Drivers too are seeing greater relief at the pumps across America with median fill ups now pegged at $2.42 a gallon, which while up a fraction from Sunday due to price cycling, are 2.3 cents below last week’s averages and 25.9 cents under last month’s values. And even though gasoline is still 3.3 cents lower than on this day last year, diesel at $3.112 a gallon is still 27.1 cents higher than last year and likely to remain there for the foreseeable future.

A market that seems more anxious than usual, may be unwittingly creating an environment for greater global demand for petroleum products, as prices remain low. Evidence of sustained U.S. and Chinese demand as well as cutbacks in output by OPEC, Russia, Canada and now Libya which has declared force majeure at one of its major oil fields hints at prospects for higher prices ahead. With oil trading up around a dollar a barrel for both benchmarks and refined products rising more than a cent a gallon, the day ahead is likely to end on a slightly higher note as markets await more hard evidence that fundamentals are in line with current pricing that is heavily tilted by bearish sentiment. Should tomorrows EIA report point to draws in supplies, look to markets rising slightly over the next few days, including today.

Senior Petroleum Analyst, Canada

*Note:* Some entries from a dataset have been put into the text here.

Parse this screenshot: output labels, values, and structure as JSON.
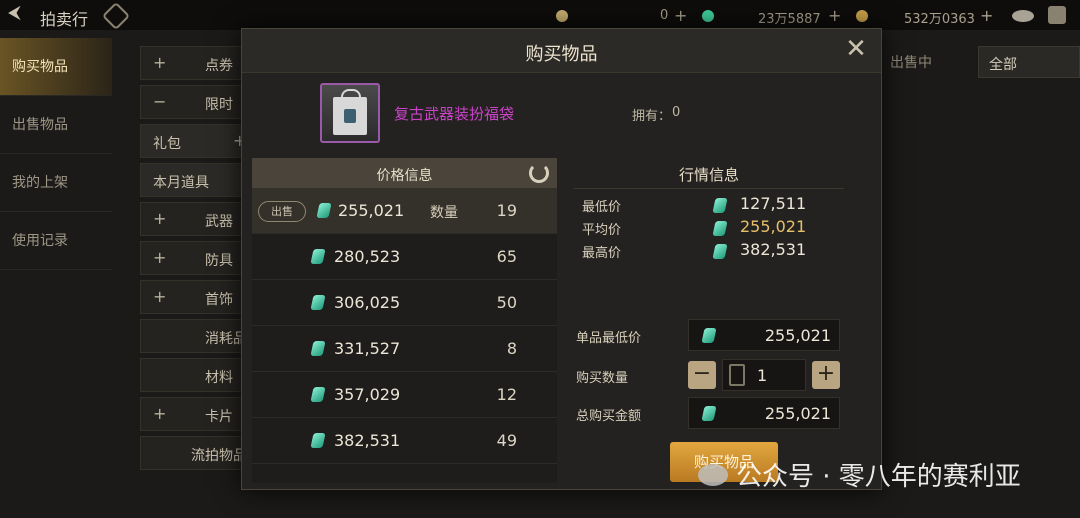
{
  "topbar": {
    "back_glyph": "⮜",
    "title": "拍卖行",
    "currencies": [
      {
        "value": "0",
        "plus": "+"
      },
      {
        "value": "23万5887",
        "plus": "+"
      },
      {
        "value": "532万0363",
        "plus": "+"
      }
    ]
  },
  "sidebar": {
    "items": [
      {
        "label": "购买物品"
      },
      {
        "label": "出售物品"
      },
      {
        "label": "我的上架"
      },
      {
        "label": "使用记录"
      }
    ]
  },
  "categories": [
    {
      "sign": "+",
      "label": "点券"
    },
    {
      "sign": "−",
      "label": "限时"
    },
    {
      "label": "礼包",
      "sign": "+"
    },
    {
      "label": "本月道具"
    },
    {
      "sign": "+",
      "label": "武器"
    },
    {
      "sign": "+",
      "label": "防具"
    },
    {
      "sign": "+",
      "label": "首饰"
    },
    {
      "label": "消耗品"
    },
    {
      "label": "材料"
    },
    {
      "sign": "+",
      "label": "卡片"
    },
    {
      "label": "流拍物品"
    }
  ],
  "right": {
    "tab": "出售中",
    "filter": "全部"
  },
  "modal": {
    "title": "购买物品",
    "close_glyph": "✕",
    "item_name": "复古武器装扮福袋",
    "owned_label": "拥有：",
    "owned_value": "0",
    "price_panel_title": "价格信息",
    "sell_badge": "出售",
    "qty_label": "数量",
    "listings": [
      {
        "price": "255,021",
        "qty": "19"
      },
      {
        "price": "280,523",
        "qty": "65"
      },
      {
        "price": "306,025",
        "qty": "50"
      },
      {
        "price": "331,527",
        "qty": "8"
      },
      {
        "price": "357,029",
        "qty": "12"
      },
      {
        "price": "382,531",
        "qty": "49"
      }
    ],
    "market_title": "行情信息",
    "market": [
      {
        "label": "最低价",
        "value": "127,511"
      },
      {
        "label": "平均价",
        "value": "255,021"
      },
      {
        "label": "最高价",
        "value": "382,531"
      }
    ],
    "unit_min_label": "单品最低价",
    "unit_min_value": "255,021",
    "buy_qty_label": "购买数量",
    "buy_qty_value": "1",
    "total_label": "总购买金额",
    "total_value": "255,021",
    "buy_button": "购买物品"
  },
  "watermark": {
    "text": "公众号 · 零八年的赛利亚"
  },
  "colors": {
    "gem": "#3fcf9f",
    "item_name": "#c943c9",
    "avg_price": "#e7c06a",
    "buy_button": "#d8952f"
  }
}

Dan is a skilled and noted bilingual (French and English) consumer advocate specializing in energy and current affairs. Known as Canada's “Gas Guru,” he founded to better help motorists anticipate the price of gasoline in advance across Canada. He has over three decades of experience in the petroleum industry, as a parliamentarian and an analyst.